- Opening Delimiter -
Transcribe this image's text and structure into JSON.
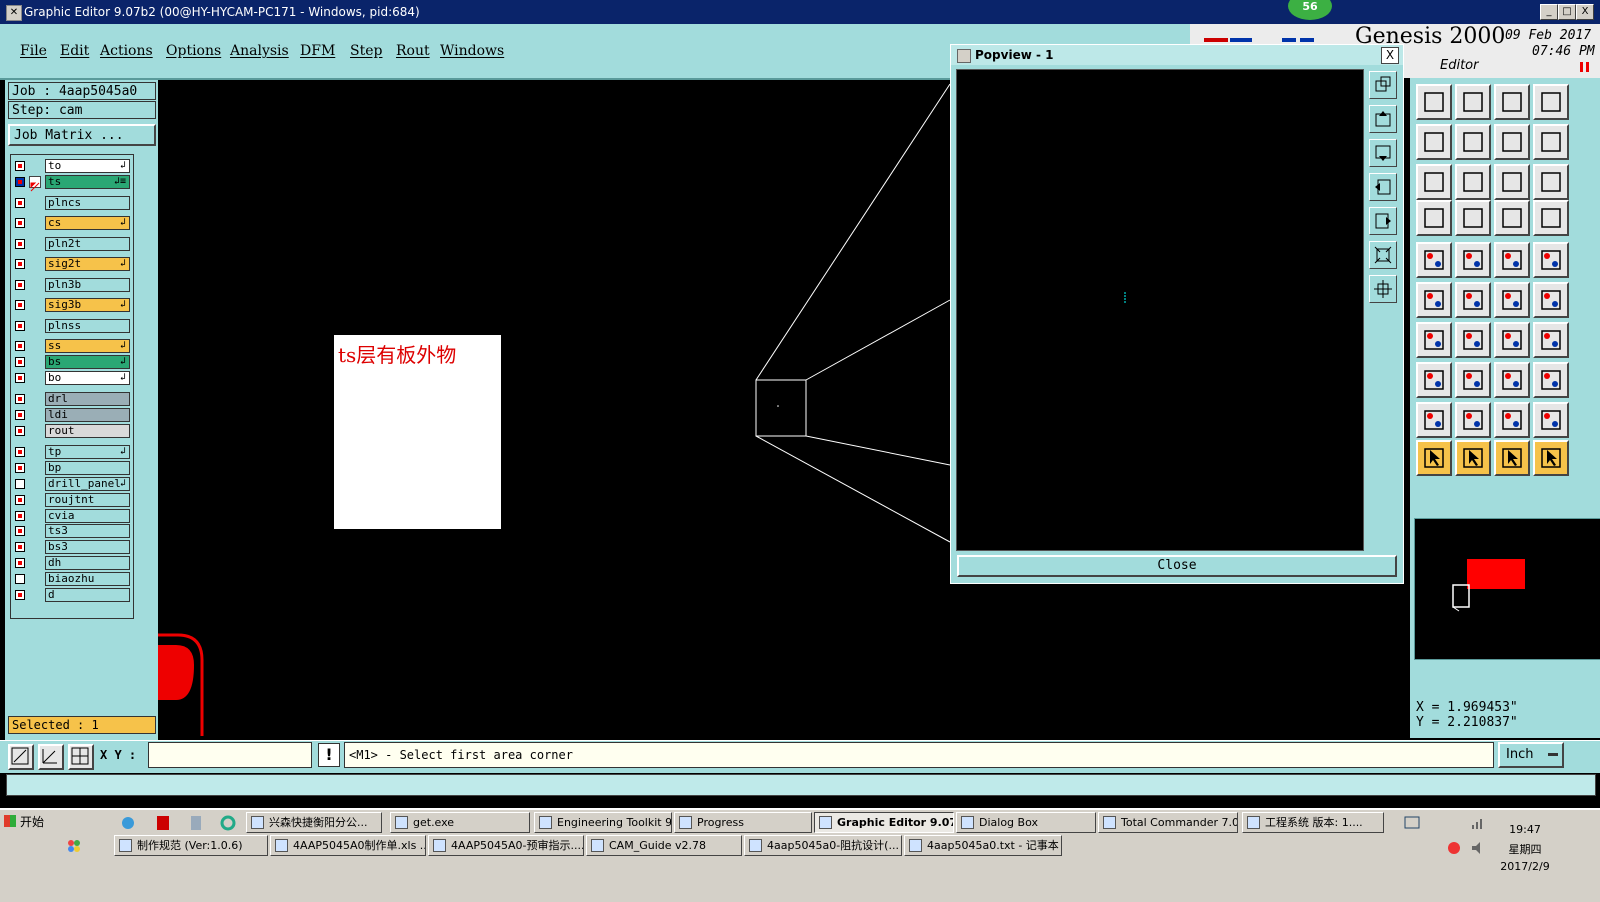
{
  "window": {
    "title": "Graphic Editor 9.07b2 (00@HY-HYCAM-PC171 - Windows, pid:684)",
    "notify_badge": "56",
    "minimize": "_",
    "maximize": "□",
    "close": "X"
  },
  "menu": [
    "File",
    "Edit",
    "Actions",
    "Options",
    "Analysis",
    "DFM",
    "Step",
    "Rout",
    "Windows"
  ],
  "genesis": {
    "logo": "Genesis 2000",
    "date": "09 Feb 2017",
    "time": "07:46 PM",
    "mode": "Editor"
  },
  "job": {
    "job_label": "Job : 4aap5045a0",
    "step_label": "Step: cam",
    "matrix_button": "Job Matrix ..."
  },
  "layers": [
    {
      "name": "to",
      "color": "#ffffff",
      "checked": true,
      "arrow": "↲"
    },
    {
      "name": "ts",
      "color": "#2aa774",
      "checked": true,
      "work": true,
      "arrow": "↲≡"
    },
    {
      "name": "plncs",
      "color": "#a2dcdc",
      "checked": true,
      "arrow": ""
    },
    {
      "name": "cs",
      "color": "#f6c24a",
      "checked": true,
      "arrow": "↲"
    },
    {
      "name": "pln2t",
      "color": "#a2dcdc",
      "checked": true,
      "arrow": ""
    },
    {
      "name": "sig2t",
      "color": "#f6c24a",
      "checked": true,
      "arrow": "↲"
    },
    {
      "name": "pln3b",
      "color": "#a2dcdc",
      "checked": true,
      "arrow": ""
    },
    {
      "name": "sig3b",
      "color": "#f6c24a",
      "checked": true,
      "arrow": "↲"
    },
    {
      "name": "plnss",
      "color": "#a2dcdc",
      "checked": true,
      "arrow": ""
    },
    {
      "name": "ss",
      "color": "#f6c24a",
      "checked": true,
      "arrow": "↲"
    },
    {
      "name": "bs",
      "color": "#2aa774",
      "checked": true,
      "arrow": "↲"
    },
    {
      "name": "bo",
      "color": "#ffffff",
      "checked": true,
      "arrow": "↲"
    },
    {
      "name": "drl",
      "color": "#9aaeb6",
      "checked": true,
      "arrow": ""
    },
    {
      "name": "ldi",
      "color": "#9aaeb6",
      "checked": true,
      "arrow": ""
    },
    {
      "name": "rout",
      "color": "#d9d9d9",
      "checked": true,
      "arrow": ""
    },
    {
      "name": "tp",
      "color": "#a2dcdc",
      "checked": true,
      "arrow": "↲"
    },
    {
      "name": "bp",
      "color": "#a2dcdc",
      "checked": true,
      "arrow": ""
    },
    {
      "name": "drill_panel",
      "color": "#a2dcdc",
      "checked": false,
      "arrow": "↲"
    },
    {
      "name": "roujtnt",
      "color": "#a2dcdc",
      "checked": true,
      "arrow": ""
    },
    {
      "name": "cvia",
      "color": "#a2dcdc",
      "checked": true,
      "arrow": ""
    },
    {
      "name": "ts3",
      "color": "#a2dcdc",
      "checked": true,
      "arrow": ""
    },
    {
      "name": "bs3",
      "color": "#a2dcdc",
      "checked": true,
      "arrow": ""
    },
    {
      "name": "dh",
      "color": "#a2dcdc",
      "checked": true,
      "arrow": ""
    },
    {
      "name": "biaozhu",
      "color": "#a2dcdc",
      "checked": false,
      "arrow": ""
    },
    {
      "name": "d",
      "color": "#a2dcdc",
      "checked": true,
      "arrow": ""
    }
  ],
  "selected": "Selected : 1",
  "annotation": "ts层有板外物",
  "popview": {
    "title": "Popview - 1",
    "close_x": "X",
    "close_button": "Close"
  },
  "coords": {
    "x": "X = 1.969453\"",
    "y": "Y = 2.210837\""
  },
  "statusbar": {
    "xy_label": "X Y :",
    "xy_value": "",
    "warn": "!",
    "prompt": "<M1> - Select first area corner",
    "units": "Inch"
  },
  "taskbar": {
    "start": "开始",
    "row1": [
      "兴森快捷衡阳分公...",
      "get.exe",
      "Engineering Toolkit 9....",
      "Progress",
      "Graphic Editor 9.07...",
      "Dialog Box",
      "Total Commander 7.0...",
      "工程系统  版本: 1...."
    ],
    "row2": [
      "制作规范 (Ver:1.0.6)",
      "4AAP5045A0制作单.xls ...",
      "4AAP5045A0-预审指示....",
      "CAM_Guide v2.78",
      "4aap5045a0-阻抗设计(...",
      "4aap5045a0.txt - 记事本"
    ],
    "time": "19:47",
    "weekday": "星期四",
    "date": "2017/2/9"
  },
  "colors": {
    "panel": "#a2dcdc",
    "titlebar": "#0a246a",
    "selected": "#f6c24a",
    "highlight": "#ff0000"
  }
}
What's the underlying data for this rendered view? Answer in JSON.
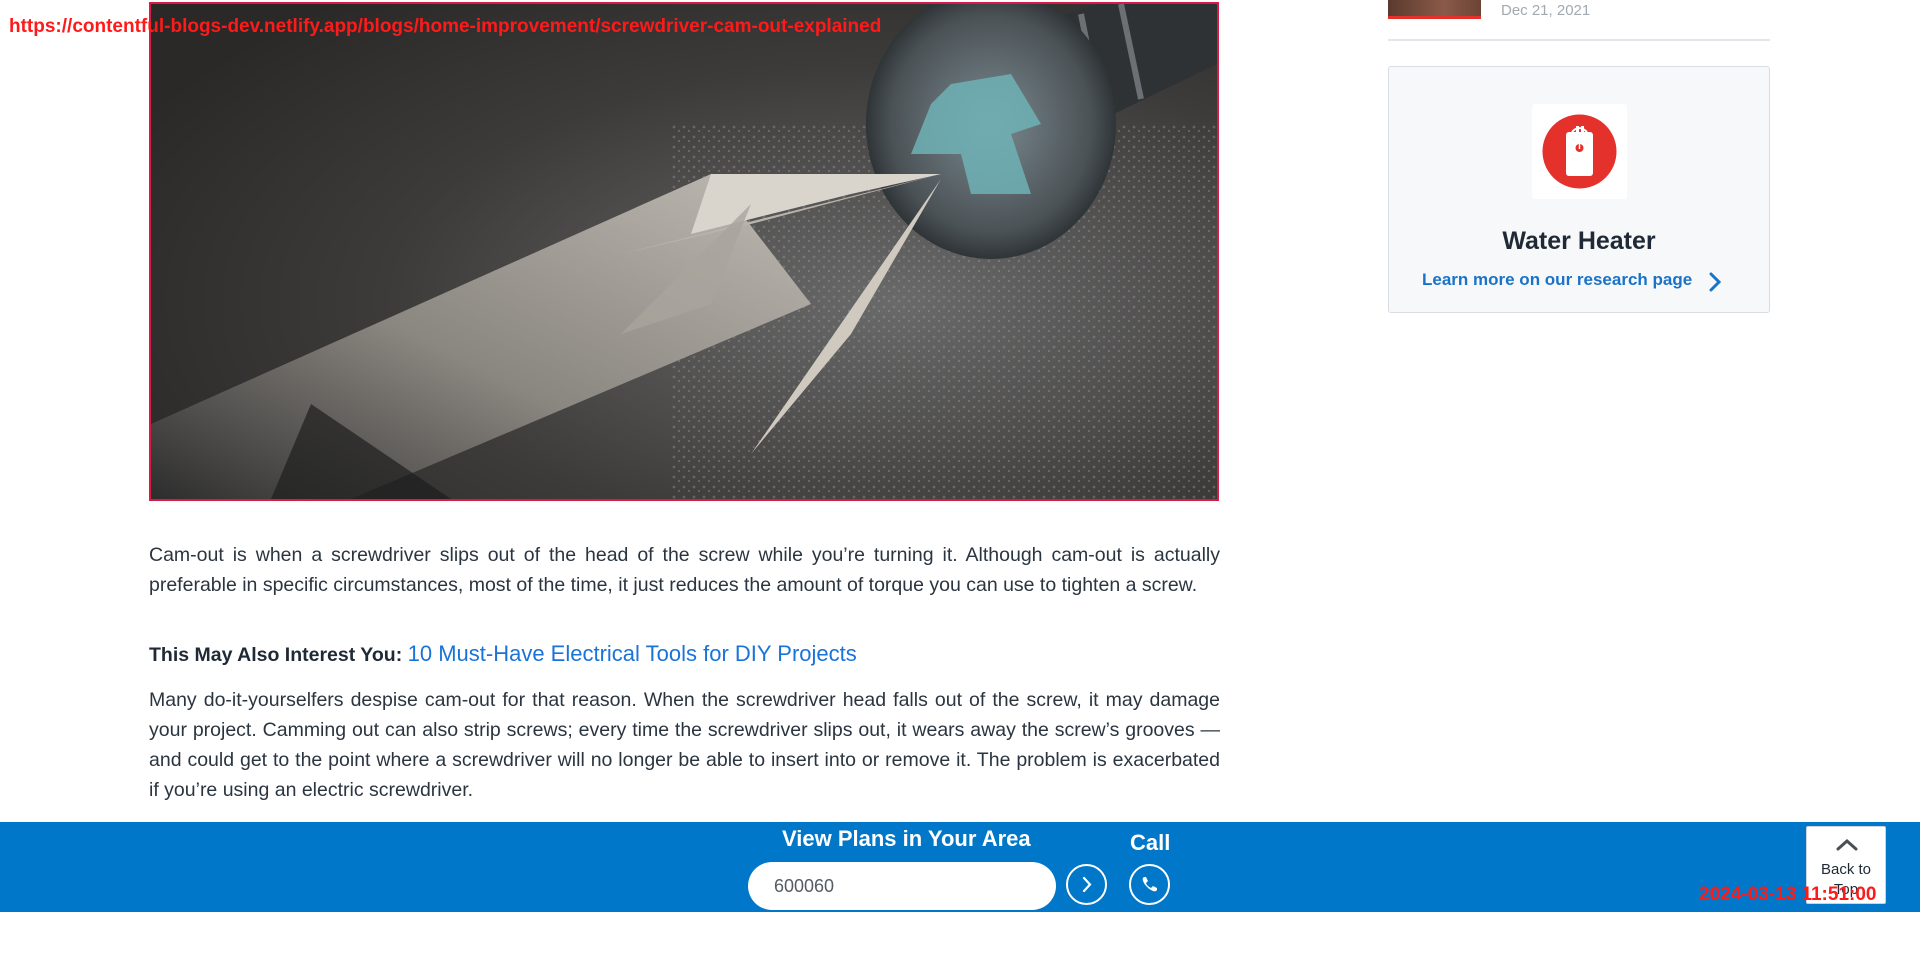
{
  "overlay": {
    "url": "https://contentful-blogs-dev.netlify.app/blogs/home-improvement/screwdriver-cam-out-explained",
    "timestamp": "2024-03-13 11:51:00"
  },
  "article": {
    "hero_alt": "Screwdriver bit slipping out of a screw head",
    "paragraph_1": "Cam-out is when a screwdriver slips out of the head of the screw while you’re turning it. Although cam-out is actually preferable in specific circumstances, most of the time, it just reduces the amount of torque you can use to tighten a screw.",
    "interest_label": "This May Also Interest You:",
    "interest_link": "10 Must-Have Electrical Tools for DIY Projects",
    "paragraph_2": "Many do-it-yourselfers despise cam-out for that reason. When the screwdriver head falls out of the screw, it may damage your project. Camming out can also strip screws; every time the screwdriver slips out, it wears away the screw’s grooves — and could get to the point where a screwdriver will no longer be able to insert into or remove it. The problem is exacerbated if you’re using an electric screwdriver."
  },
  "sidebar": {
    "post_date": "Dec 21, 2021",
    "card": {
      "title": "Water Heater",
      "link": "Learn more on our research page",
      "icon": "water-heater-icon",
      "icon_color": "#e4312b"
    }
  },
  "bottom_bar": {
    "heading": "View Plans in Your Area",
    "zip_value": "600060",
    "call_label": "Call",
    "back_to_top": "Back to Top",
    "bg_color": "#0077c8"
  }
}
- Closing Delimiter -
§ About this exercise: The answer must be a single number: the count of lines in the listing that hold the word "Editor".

§ Response below: 3